REQUIREMENT: Copy every line below that has the word "Roof" in it.

Segment Start: RECORDS TO USE

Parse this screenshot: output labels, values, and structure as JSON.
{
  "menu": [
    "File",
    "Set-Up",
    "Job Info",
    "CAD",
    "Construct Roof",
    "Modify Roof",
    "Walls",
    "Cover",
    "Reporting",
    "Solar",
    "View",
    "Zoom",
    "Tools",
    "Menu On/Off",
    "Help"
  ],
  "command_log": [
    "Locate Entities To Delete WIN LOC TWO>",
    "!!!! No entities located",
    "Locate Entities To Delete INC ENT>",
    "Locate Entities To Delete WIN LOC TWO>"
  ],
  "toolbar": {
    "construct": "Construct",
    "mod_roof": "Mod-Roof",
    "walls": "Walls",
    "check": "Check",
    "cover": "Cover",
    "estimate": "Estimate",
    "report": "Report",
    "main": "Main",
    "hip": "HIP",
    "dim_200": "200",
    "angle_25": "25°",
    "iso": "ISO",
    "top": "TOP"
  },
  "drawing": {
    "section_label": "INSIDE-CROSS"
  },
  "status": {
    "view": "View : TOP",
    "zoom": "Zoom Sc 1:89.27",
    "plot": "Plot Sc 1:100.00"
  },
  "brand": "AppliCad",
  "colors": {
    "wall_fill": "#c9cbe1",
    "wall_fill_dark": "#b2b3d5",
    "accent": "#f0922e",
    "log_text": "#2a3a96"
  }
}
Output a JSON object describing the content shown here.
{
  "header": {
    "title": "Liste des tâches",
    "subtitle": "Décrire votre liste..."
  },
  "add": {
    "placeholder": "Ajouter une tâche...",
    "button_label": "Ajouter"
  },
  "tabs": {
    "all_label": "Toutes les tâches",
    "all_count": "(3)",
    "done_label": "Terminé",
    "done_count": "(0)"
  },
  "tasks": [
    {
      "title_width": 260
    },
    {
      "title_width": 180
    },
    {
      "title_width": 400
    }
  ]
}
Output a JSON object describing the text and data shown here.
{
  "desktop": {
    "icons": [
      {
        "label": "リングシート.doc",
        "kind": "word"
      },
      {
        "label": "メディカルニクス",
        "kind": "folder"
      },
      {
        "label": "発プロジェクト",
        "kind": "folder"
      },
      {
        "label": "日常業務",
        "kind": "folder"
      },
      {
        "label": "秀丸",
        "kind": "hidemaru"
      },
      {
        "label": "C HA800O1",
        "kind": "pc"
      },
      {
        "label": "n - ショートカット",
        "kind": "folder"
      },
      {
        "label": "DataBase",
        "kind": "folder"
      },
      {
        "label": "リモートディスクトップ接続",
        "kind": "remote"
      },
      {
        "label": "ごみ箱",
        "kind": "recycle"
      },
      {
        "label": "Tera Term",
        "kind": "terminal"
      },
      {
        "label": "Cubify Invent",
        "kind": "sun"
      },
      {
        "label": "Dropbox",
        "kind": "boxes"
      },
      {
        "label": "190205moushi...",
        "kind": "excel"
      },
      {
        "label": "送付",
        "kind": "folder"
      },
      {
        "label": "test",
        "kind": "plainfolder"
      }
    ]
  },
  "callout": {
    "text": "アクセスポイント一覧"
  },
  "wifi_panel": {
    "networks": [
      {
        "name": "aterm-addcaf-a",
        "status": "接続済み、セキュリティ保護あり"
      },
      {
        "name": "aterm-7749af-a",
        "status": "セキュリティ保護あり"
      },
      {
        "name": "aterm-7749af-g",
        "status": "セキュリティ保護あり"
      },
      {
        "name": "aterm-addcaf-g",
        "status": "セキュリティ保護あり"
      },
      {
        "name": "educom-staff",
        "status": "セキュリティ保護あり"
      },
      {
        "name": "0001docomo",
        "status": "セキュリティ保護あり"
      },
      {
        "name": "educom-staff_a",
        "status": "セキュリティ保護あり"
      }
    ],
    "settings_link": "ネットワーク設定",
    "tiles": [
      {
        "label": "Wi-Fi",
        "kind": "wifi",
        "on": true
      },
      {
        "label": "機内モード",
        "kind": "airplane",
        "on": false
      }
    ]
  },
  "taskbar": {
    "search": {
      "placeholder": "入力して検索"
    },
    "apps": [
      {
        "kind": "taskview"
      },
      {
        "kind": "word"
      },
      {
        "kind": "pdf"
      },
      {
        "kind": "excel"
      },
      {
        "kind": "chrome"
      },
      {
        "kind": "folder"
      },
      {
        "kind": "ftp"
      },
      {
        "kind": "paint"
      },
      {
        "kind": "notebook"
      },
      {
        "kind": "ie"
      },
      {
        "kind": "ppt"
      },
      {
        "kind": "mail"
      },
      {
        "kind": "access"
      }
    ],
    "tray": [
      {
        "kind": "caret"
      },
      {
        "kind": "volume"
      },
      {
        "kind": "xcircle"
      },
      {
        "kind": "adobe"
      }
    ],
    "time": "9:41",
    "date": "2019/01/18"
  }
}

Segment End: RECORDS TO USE

ANSWER SECTION:
    "Construct Roof",
    "Modify Roof",
    "mod_roof": "Mod-Roof",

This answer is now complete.